Each line below that carries the string "text" must appear in the answer.

● **Available data**:
+-------+
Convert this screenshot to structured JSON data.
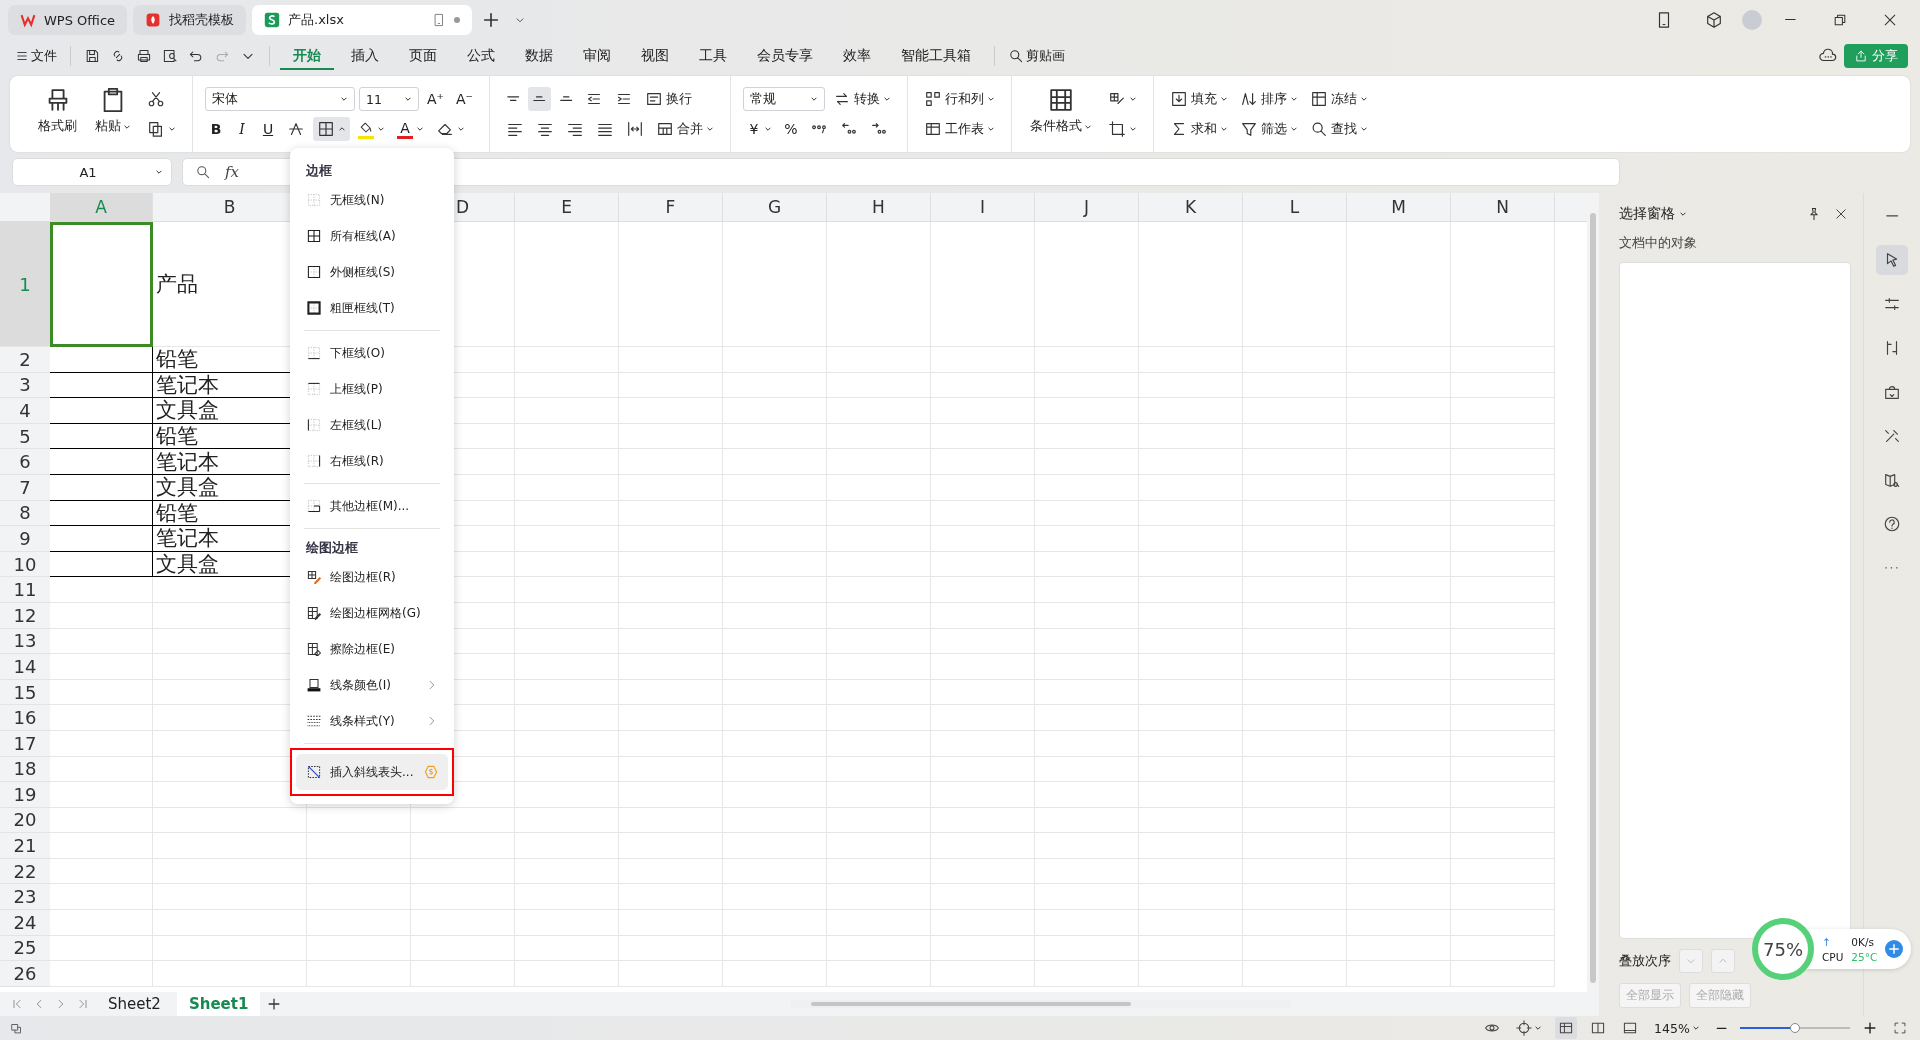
{
  "title_tabs": [
    {
      "label": "WPS Office",
      "kind": "wps",
      "selected": false
    },
    {
      "label": "找稻壳模板",
      "kind": "docer",
      "selected": false
    },
    {
      "label": "产品.xlsx",
      "kind": "sheet",
      "selected": true
    }
  ],
  "menu_bar": {
    "file": "文件",
    "tabs": [
      {
        "label": "开始",
        "selected": true
      },
      {
        "label": "插入",
        "selected": false
      },
      {
        "label": "页面",
        "selected": false
      },
      {
        "label": "公式",
        "selected": false
      },
      {
        "label": "数据",
        "selected": false
      },
      {
        "label": "审阅",
        "selected": false
      },
      {
        "label": "视图",
        "selected": false
      },
      {
        "label": "工具",
        "selected": false
      },
      {
        "label": "会员专享",
        "selected": false
      },
      {
        "label": "效率",
        "selected": false
      },
      {
        "label": "智能工具箱",
        "selected": false
      }
    ],
    "search": "剪贴画",
    "share": "分享"
  },
  "ribbon": {
    "groups": [
      {
        "columns": [
          [
            {
              "kind": "brush",
              "label": "格式刷",
              "large": true
            }
          ],
          [
            {
              "kind": "clipboard",
              "label": "粘贴",
              "large": true,
              "dropdown": true
            }
          ],
          [
            {
              "kind": "scissors"
            },
            {
              "kind": "copy",
              "dropdown": true
            }
          ]
        ]
      },
      {
        "rows": [
          [
            {
              "kind": "font-select",
              "value": "宋体"
            },
            {
              "kind": "size-select",
              "value": "11"
            },
            {
              "kind": "text",
              "text": "A⁺"
            },
            {
              "kind": "text",
              "text": "A⁻"
            }
          ],
          [
            {
              "kind": "bold",
              "text": "B"
            },
            {
              "kind": "italic",
              "text": "I"
            },
            {
              "kind": "underline",
              "text": "U"
            },
            {
              "kind": "strike"
            },
            {
              "kind": "grid",
              "selected": true,
              "open": true
            },
            {
              "kind": "bucket",
              "color": "#f2e600",
              "dropdown": true
            },
            {
              "kind": "font-color",
              "text": "A",
              "color": "#e02020",
              "dropdown": true
            },
            {
              "kind": "eraser",
              "dropdown": true
            }
          ]
        ]
      },
      {
        "rows": [
          [
            {
              "kind": "align-top"
            },
            {
              "kind": "align-middle",
              "selected": true
            },
            {
              "kind": "align-bottom"
            },
            {
              "kind": "outdent"
            },
            {
              "kind": "indent"
            },
            {
              "kind": "wrap",
              "label": "换行"
            }
          ],
          [
            {
              "kind": "align-left"
            },
            {
              "kind": "align-center"
            },
            {
              "kind": "align-right"
            },
            {
              "kind": "justify"
            },
            {
              "kind": "distribute"
            },
            {
              "kind": "merge",
              "label": "合并",
              "dropdown": true
            }
          ]
        ]
      },
      {
        "rows": [
          [
            {
              "kind": "format-select",
              "value": "常规"
            },
            {
              "kind": "convert",
              "label": "转换",
              "dropdown": true
            }
          ],
          [
            {
              "kind": "text",
              "text": "¥",
              "dropdown": true
            },
            {
              "kind": "text",
              "text": "%"
            },
            {
              "kind": "thousands"
            },
            {
              "kind": "dec-more"
            },
            {
              "kind": "dec-less"
            }
          ]
        ]
      },
      {
        "rows": [
          [
            {
              "kind": "rows-cols",
              "label": "行和列",
              "dropdown": true
            }
          ],
          [
            {
              "kind": "sheet",
              "label": "工作表",
              "dropdown": true
            }
          ]
        ]
      },
      {
        "columns": [
          [
            {
              "kind": "cond-format",
              "label": "条件格式",
              "large": true,
              "dropdown": true
            }
          ],
          [
            {
              "kind": "cell-style",
              "dropdown": true
            },
            {
              "kind": "crop-border",
              "dropdown": true
            }
          ]
        ]
      },
      {
        "rows": [
          [
            {
              "kind": "fill",
              "label": "填充",
              "dropdown": true
            },
            {
              "kind": "sort",
              "label": "排序",
              "dropdown": true
            },
            {
              "kind": "freeze",
              "label": "冻结",
              "dropdown": true
            }
          ],
          [
            {
              "kind": "sum",
              "label": "求和",
              "dropdown": true
            },
            {
              "kind": "filter",
              "label": "筛选",
              "dropdown": true
            },
            {
              "kind": "find",
              "label": "查找",
              "dropdown": true
            }
          ]
        ]
      }
    ]
  },
  "formula_bar": {
    "name_box": "A1",
    "fx": "fx"
  },
  "sheet": {
    "columns": [
      {
        "label": "A",
        "selected": true
      },
      {
        "label": "B",
        "selected": false
      },
      {
        "label": "D",
        "selected": false
      },
      {
        "label": "E",
        "selected": false
      },
      {
        "label": "F",
        "selected": false
      },
      {
        "label": "G",
        "selected": false
      },
      {
        "label": "H",
        "selected": false
      },
      {
        "label": "I",
        "selected": false
      },
      {
        "label": "J",
        "selected": false
      },
      {
        "label": "K",
        "selected": false
      },
      {
        "label": "L",
        "selected": false
      },
      {
        "label": "M",
        "selected": false
      },
      {
        "label": "N",
        "selected": false
      }
    ],
    "rows": [
      {
        "header": "1",
        "selected": true,
        "bordered": false,
        "B": "产品"
      },
      {
        "header": "2",
        "selected": false,
        "bordered": true,
        "B": "铅笔"
      },
      {
        "header": "3",
        "selected": false,
        "bordered": true,
        "B": "笔记本"
      },
      {
        "header": "4",
        "selected": false,
        "bordered": true,
        "B": "文具盒"
      },
      {
        "header": "5",
        "selected": false,
        "bordered": true,
        "B": "铅笔"
      },
      {
        "header": "6",
        "selected": false,
        "bordered": true,
        "B": "笔记本"
      },
      {
        "header": "7",
        "selected": false,
        "bordered": true,
        "B": "文具盒"
      },
      {
        "header": "8",
        "selected": false,
        "bordered": true,
        "B": "铅笔"
      },
      {
        "header": "9",
        "selected": false,
        "bordered": true,
        "B": "笔记本"
      },
      {
        "header": "10",
        "selected": false,
        "bordered": true,
        "B": "文具盒"
      },
      {
        "header": "11",
        "selected": false,
        "bordered": false
      },
      {
        "header": "12",
        "selected": false,
        "bordered": false
      },
      {
        "header": "13",
        "selected": false,
        "bordered": false
      },
      {
        "header": "14",
        "selected": false,
        "bordered": false
      },
      {
        "header": "15",
        "selected": false,
        "bordered": false
      },
      {
        "header": "16",
        "selected": false,
        "bordered": false
      },
      {
        "header": "17",
        "selected": false,
        "bordered": false
      },
      {
        "header": "18",
        "selected": false,
        "bordered": false
      },
      {
        "header": "19",
        "selected": false,
        "bordered": false
      },
      {
        "header": "20",
        "selected": false,
        "bordered": false
      },
      {
        "header": "21",
        "selected": false,
        "bordered": false
      },
      {
        "header": "22",
        "selected": false,
        "bordered": false
      },
      {
        "header": "23",
        "selected": false,
        "bordered": false
      },
      {
        "header": "24",
        "selected": false,
        "bordered": false
      },
      {
        "header": "25",
        "selected": false,
        "bordered": false
      },
      {
        "header": "26",
        "selected": false,
        "bordered": false
      }
    ]
  },
  "border_menu": {
    "groups": [
      {
        "title": "边框",
        "items": [
          {
            "label": "无框线(N)",
            "kind": "none"
          },
          {
            "label": "所有框线(A)",
            "kind": "all"
          },
          {
            "label": "外侧框线(S)",
            "kind": "outside"
          },
          {
            "label": "粗匣框线(T)",
            "kind": "thick"
          }
        ]
      },
      {
        "items": [
          {
            "label": "下框线(O)",
            "kind": "bottom"
          },
          {
            "label": "上框线(P)",
            "kind": "top"
          },
          {
            "label": "左框线(L)",
            "kind": "left"
          },
          {
            "label": "右框线(R)",
            "kind": "right"
          }
        ]
      },
      {
        "items": [
          {
            "label": "其他边框(M)...",
            "kind": "other"
          }
        ]
      },
      {
        "title": "绘图边框",
        "items": [
          {
            "label": "绘图边框(R)",
            "kind": "draw"
          },
          {
            "label": "绘图边框网格(G)",
            "kind": "draw-grid"
          },
          {
            "label": "擦除边框(E)",
            "kind": "erase"
          },
          {
            "label": "线条颜色(I)",
            "kind": "color",
            "submenu": true
          },
          {
            "label": "线条样式(Y)",
            "kind": "style",
            "submenu": true
          }
        ]
      },
      {
        "items": [
          {
            "label": "插入斜线表头...",
            "kind": "diagonal",
            "premium": true,
            "hovered": true,
            "outlined": true
          }
        ]
      }
    ]
  },
  "selection_pane": {
    "title": "选择窗格",
    "subtitle": "文档中的对象",
    "order_label": "叠放次序",
    "buttons": [
      {
        "label": "全部显示",
        "disabled": true
      },
      {
        "label": "全部隐藏",
        "disabled": true
      }
    ]
  },
  "side_toolbar": [
    {
      "kind": "minimize",
      "selected": false
    },
    {
      "kind": "cursor",
      "selected": true
    },
    {
      "kind": "sliders",
      "selected": false
    },
    {
      "kind": "swap",
      "selected": false
    },
    {
      "kind": "bag",
      "selected": false
    },
    {
      "kind": "tools",
      "selected": false
    },
    {
      "kind": "book",
      "selected": false
    },
    {
      "kind": "help",
      "selected": false
    },
    {
      "kind": "more",
      "selected": false
    }
  ],
  "sheet_tabs": [
    {
      "label": "Sheet2",
      "selected": false
    },
    {
      "label": "Sheet1",
      "selected": true
    }
  ],
  "status_bar": {
    "zoom": "145%",
    "zoom_slider": {
      "level": 0.5
    }
  },
  "speed_widget": {
    "percent": "75%",
    "arrow": "↑",
    "speed": "0K/s",
    "cpu_label": "CPU",
    "temperature": "25°C"
  }
}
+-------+
● **Reply**:
              "kind": "text",
              "text": "A⁺"
              "kind": "text",
              "text": "A⁻"
              "text": "B"
              "text": "I"
              "text": "U"
              "text": "A",
              "kind": "text",
              "text": "¥",
              "kind": "text",
              "text": "%"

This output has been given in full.